The general rule that may be followed is maintaining the carbon/nitrogen ratio at 2:1, which means that two-thirds of the compost pile must be made of carbon-rich, brown materials. This provides the perfect impetus for composting while maintaining the integrity and hygiene levels of the composting system.
Brown and Green Compost Materials: What is the Difference?
As already mentioned, your composting unit will need to be fed with two kinds of organic materials; brown and green. Green materials are sometimes referred to as wet materials, and they are the nitrogen-rich constituents of your compost pile. These include green leaves, tea leaves, grass clippings, fruit and vegetable scraps, and so on.
On the other hand, brown materials are dry and carbon-rich and give the compost a light and fluffy consistency. These browns such as shredded paper, wood pellets, dried leaves, straw are critical as they help to ensure that your pile of compost is healthy and oxygen can reach the organisms speeding along your composting process.
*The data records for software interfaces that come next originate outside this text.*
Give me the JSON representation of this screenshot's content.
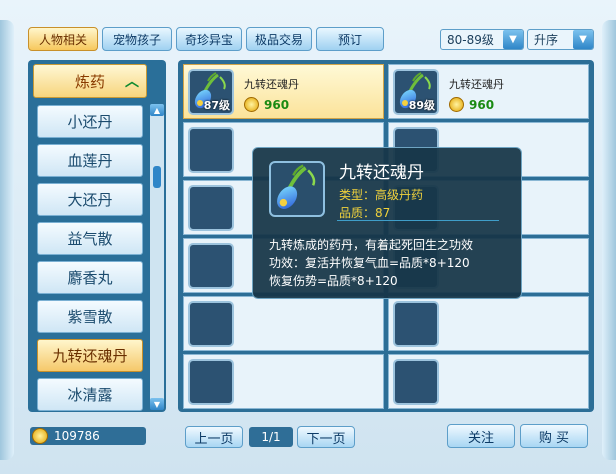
{
  "tabs": [
    "人物相关",
    "宠物孩子",
    "奇珍异宝",
    "极品交易",
    "预订"
  ],
  "filters": {
    "level": "80-89级",
    "sort": "升序"
  },
  "category": {
    "label": "炼药",
    "expanded_icon": "chevron-up-icon"
  },
  "items": [
    "小还丹",
    "血莲丹",
    "大还丹",
    "益气散",
    "麝香丸",
    "紫雪散",
    "九转还魂丹",
    "冰清露"
  ],
  "selected_item": "九转还魂丹",
  "listings": [
    {
      "name": "九转还魂丹",
      "level": "87级",
      "price": "960"
    },
    {
      "name": "九转还魂丹",
      "level": "89级",
      "price": "960"
    }
  ],
  "tooltip": {
    "title": "九转还魂丹",
    "type_line": "类型：高级丹药",
    "quality_line": "品质：87",
    "desc": [
      "九转炼成的药丹，有着起死回生之功效",
      "功效：复活并恢复气血=品质*8+120",
      "恢复伤势=品质*8+120"
    ]
  },
  "money": "109786",
  "pager": {
    "prev": "上一页",
    "page": "1/1",
    "next": "下一页"
  },
  "actions": {
    "follow": "关注",
    "buy": "购 买"
  },
  "colors": {
    "accent": "#2f86c8",
    "price": "#1a8a12",
    "tooltip_text": "#f0d23c"
  }
}
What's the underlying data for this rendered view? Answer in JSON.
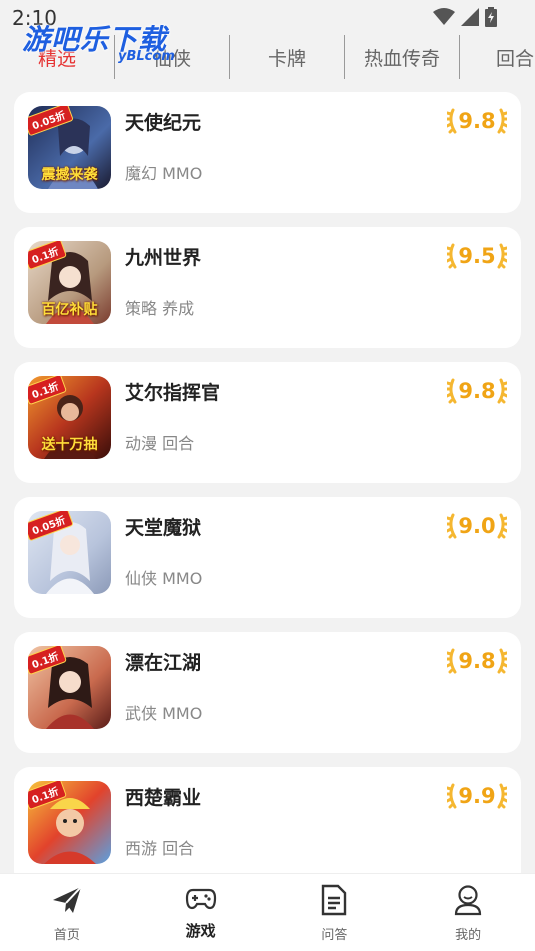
{
  "status_bar": {
    "time": "2:10"
  },
  "watermark": {
    "text": "游吧乐下载",
    "sub": "yBLcom"
  },
  "tabs": [
    {
      "label": "精选",
      "active": true
    },
    {
      "label": "仙侠",
      "active": false
    },
    {
      "label": "卡牌",
      "active": false
    },
    {
      "label": "热血传奇",
      "active": false
    },
    {
      "label": "回合",
      "active": false
    }
  ],
  "games": [
    {
      "name": "天使纪元",
      "tags": "魔幻 MMO",
      "score": "9.8",
      "badge": "0.05折",
      "promo": "震撼来袭"
    },
    {
      "name": "九州世界",
      "tags": "策略 养成",
      "score": "9.5",
      "badge": "0.1折",
      "promo": "百亿补贴"
    },
    {
      "name": "艾尔指挥官",
      "tags": "动漫 回合",
      "score": "9.8",
      "badge": "0.1折",
      "promo": "送十万抽"
    },
    {
      "name": "天堂魔狱",
      "tags": "仙侠 MMO",
      "score": "9.0",
      "badge": "0.05折",
      "promo": ""
    },
    {
      "name": "漂在江湖",
      "tags": "武侠 MMO",
      "score": "9.8",
      "badge": "0.1折",
      "promo": ""
    },
    {
      "name": "西楚霸业",
      "tags": "西游 回合",
      "score": "9.9",
      "badge": "0.1折",
      "promo": ""
    }
  ],
  "bottom_nav": [
    {
      "label": "首页",
      "icon": "paper-plane-icon"
    },
    {
      "label": "游戏",
      "icon": "gamepad-icon"
    },
    {
      "label": "问答",
      "icon": "document-icon"
    },
    {
      "label": "我的",
      "icon": "user-icon"
    }
  ],
  "colors": {
    "accent": "#e63434",
    "score": "#f0a415",
    "watermark": "#1e5fe0"
  }
}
Steps to Build Your Backyard Compost Pile
Setting up your own backyard composting unit is not as intimidating a process as it might initially seem. Before you begin working on a compost pile in your backyard, make sure to protect any grill or other equipment that you may have in your backyard with grill covers or tarps to prevent the accumulation of dirt. Read on to learn how to create and maintain the perfect backyard compostsystem in just 7 steps.
- Choose a Proper Bin
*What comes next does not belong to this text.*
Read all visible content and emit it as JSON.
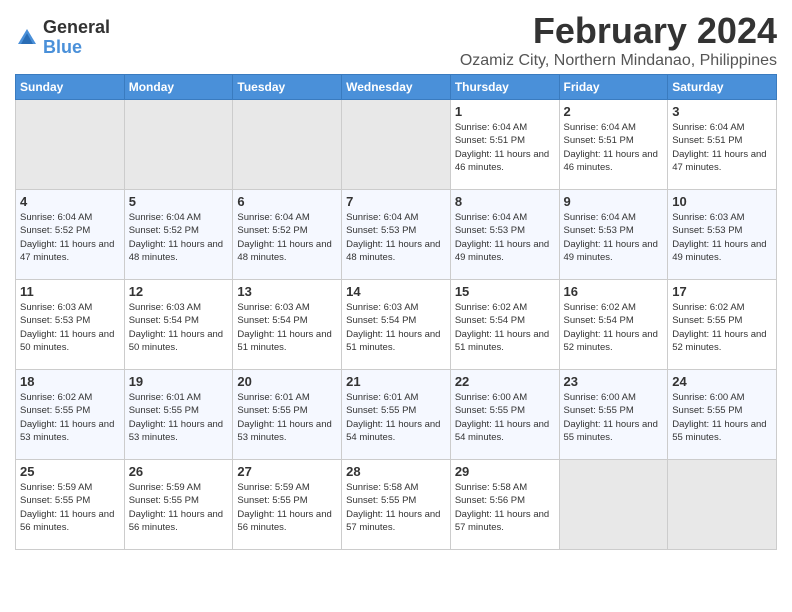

Depending on how much material you wish to compost, choose an adequately sized compost bin. You can find various compost bins at gardening stores, or you can also repurpose water drums or trash cans to make the perfect backyard compost bin.
- Gather Green Materials
Your compost pile needs nitrogen-rich green materials, including waste produced in the kitchen and other wet materials such as green leaves and grass clippings. When you generate vegetable and fruit waste in the kitchen, store it in a partially closed or covered container that keeps away flies without cutting off the air supply. This is important to prevent foul odor emanating from the kitchen scraps.
- Store Ample Quantities of Brown Materials
Carbon-rich brown materials are often needed in quantities that are twice as much as greens. Therefore, it is important to keep sufficient brown materials such as wood shavings, shredded papers, dried leaves, and so on at hand to feed your backyard compost. If you wish to store brown materials temporarily in your backyard before adding them to the compost pile, it is advisable to protect them from the rain and the wind. For this, you can use tarps to cover the materials.
- Create a Coarse Base With Twigs or Straws
When you start building your compost pile, the first thing you need to do is create a coarse base that is 6-12 inches deep, on top of which you will be adding the compost materials. This base can be created with coarse dried material, and it helps aerate the pile and aids the drainage of water. If you are placing your pile on a wooden deck or patio and are worried about dirt and damage, consider buying custom tarps to collect the dirt.
- Alternating Layers of Compost Materials
On top of the base, add the browns and greens to start building your compost pile. The recommended way to do so is by adding them in alternating layers, with the green layer always being in the middle of two brown layers. Note that the brown layers must always be at least twice as thick as the green layers. Proceed to add layers similarly as more and more compost materials are gathered.
- Cover the Pile
Moisture and heat are both essential to the composting process. To retain them in a pile, a cover is an indispensable part of your backyard composting unit. If you live in a region with extreme heat, you can also consider using custom tarps or solar shades to block out the heat and light coming in through your windows without compromising on your view of your backyard.
- Turn the Pile
Every few weeks, use a shovel to turn and mix your compost pile. This helps aerate and oxygenate the pile, without which composting is impossible. This speeds up the process of composting and can also be achieved by simply tumbling or rolling the bin. Alternatively, you may also buy a compost tumbler that automatically does the mixing for you.